Data provided =

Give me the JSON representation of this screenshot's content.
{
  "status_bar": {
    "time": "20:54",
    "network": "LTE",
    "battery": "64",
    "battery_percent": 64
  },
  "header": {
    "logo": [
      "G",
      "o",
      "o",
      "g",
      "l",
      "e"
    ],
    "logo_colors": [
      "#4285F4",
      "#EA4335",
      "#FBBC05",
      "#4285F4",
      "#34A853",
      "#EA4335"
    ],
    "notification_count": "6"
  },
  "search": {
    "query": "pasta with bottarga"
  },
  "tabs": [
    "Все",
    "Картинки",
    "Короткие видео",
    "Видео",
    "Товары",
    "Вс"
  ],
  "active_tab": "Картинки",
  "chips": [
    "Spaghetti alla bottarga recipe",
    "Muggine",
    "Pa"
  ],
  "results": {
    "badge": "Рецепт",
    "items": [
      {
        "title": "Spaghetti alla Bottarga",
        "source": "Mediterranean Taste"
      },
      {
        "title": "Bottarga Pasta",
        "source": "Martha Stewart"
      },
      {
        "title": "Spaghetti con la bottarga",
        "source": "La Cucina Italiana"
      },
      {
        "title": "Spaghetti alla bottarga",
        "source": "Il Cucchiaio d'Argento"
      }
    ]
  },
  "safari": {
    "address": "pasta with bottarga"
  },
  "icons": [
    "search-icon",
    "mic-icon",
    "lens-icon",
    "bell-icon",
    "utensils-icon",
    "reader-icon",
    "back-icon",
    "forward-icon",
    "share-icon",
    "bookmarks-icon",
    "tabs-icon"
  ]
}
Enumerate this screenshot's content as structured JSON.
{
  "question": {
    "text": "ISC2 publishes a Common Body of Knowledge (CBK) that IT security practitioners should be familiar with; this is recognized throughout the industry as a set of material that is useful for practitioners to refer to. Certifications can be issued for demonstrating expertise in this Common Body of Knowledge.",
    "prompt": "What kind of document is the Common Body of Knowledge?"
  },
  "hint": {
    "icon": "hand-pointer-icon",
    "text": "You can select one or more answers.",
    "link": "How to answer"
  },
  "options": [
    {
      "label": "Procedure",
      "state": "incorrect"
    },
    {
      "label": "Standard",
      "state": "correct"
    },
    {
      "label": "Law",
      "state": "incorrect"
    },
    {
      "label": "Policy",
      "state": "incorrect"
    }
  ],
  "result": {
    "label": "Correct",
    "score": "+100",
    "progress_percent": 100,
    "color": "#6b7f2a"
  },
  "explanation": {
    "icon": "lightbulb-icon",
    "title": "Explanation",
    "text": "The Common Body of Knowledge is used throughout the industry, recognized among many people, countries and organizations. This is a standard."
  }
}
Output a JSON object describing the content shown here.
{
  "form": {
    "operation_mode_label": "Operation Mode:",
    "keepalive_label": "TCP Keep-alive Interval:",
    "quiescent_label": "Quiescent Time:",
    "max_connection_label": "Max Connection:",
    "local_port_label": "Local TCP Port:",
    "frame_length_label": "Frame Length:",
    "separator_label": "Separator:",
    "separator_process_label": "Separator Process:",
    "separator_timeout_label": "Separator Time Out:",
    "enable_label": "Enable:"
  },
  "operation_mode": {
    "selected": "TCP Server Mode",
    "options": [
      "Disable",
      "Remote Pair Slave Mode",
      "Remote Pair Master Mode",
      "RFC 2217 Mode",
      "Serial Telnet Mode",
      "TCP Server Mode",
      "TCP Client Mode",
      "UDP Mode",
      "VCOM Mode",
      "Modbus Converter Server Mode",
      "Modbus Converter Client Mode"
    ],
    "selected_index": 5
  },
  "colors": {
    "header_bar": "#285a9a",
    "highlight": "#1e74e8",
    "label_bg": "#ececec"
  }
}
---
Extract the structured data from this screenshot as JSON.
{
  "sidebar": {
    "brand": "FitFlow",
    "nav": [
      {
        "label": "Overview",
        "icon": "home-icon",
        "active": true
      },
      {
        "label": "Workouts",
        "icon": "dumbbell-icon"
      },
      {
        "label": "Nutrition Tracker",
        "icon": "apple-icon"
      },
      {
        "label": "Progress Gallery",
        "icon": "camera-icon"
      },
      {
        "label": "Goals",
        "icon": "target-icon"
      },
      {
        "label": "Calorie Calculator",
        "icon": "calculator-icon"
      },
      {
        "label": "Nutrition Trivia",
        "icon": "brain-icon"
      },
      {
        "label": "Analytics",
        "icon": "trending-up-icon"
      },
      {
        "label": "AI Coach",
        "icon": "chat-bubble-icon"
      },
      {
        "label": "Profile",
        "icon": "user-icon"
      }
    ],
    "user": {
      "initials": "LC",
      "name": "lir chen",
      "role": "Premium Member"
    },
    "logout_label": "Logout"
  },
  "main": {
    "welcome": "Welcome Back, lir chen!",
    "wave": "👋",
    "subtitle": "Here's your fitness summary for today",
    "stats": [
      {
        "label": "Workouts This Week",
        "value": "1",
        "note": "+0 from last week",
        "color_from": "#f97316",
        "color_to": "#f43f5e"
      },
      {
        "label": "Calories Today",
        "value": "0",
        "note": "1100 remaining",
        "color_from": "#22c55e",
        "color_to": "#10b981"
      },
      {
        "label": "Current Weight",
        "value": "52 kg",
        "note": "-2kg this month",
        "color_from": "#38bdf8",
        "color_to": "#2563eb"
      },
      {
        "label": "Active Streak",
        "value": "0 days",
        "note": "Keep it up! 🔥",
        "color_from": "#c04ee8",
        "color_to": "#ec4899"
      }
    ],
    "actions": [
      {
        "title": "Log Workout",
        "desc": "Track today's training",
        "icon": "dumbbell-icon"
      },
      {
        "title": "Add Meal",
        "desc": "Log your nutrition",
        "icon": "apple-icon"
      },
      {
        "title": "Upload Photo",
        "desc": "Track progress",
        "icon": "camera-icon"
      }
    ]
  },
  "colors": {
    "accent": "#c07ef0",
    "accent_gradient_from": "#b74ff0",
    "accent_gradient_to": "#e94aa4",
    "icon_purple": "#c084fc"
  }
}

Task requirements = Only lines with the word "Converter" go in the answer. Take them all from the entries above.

Response box =
      "Modbus Converter Server Mode",
      "Modbus Converter Client Mode"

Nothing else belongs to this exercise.